Years later, after Helen had passed away, Marshall called regarding a proposal from General Growth Company to build the Columbia Regional Mall. General Growth wound up purchasing most of his land. He and I laughed about the fact that my earlier prediction had come true and wondered how I had known.
I told him that I had heard about the factors that companies considered in choosing a site and that his land and Cosmo Park best fit those conditions. However, I had suspected that the Cosmo site would not be available.
Before the mall would be built, however, there were several years of debate and various proposals for a regional mall location, including one to place it in downtown Columbia and another for Cosmo Park.
The Columbia Mall tract was zoned planned commercial, a relatively new zoning classification in our city that allowed for more flexibility and control. The developer constructed the first storm water detention system and made off-site infrastructure improvements including the purchase and removal of the highway maintenance building, where Bernadette Drive is now. The developer also paid for intersection costs on Stadium, on Worley west of Stadium, and one half the costs of the signals at Worley and Bernadette.
In return, the city assured the completion of the entire street system of Ash, Worley, Fairview and Bernadette in accordance with its street standards and financial policies, which also required General Growth to pay a major portion of these street costs.
The mall might have been built closer to I-70, but the southwest quadrant of the I-70 and Stadium interchange was already occupied by the Hilton Inn, the first major hotel and convention center in recent times, built in 1972. It later became the Holiday Inn Executive Center in 1985, followed by the construction of the Exposition Center, managed by Ed and Kathy Baker.
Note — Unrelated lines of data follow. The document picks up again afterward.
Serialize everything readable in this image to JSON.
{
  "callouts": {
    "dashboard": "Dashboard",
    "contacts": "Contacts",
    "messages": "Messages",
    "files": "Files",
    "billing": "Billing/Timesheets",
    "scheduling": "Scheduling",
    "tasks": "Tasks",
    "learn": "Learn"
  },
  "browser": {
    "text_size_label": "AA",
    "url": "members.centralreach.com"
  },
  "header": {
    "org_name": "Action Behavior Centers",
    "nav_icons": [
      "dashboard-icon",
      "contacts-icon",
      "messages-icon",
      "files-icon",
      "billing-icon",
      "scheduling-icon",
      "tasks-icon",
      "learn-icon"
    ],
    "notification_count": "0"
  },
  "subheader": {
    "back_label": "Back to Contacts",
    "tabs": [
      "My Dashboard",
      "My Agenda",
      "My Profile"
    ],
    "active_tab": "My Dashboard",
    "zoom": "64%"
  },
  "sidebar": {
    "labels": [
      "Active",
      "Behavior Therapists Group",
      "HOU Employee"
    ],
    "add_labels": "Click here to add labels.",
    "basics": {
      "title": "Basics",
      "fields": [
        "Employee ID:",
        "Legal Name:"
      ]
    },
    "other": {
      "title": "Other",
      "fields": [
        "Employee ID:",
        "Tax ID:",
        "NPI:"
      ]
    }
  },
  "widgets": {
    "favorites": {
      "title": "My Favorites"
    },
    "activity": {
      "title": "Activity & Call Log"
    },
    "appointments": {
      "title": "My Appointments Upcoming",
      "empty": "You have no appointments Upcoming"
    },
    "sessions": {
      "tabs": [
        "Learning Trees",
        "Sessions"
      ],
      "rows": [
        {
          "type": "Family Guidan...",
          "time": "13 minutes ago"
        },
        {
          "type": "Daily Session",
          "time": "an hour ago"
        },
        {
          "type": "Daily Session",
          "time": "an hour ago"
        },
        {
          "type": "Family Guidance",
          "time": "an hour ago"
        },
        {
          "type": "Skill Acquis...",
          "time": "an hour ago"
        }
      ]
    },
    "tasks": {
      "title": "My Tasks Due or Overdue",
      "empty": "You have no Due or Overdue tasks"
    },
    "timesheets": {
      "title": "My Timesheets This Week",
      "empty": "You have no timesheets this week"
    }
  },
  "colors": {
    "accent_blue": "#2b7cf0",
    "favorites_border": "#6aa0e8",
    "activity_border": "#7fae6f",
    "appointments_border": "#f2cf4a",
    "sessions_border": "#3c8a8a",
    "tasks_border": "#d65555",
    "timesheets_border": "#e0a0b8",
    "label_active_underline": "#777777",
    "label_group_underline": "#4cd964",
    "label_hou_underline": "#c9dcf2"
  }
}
The area surrounding the former gravel Conley Road between Broadway and I-70 has changed much over the years, but this part of Stadium remains one of the most important commercial corridors in our city.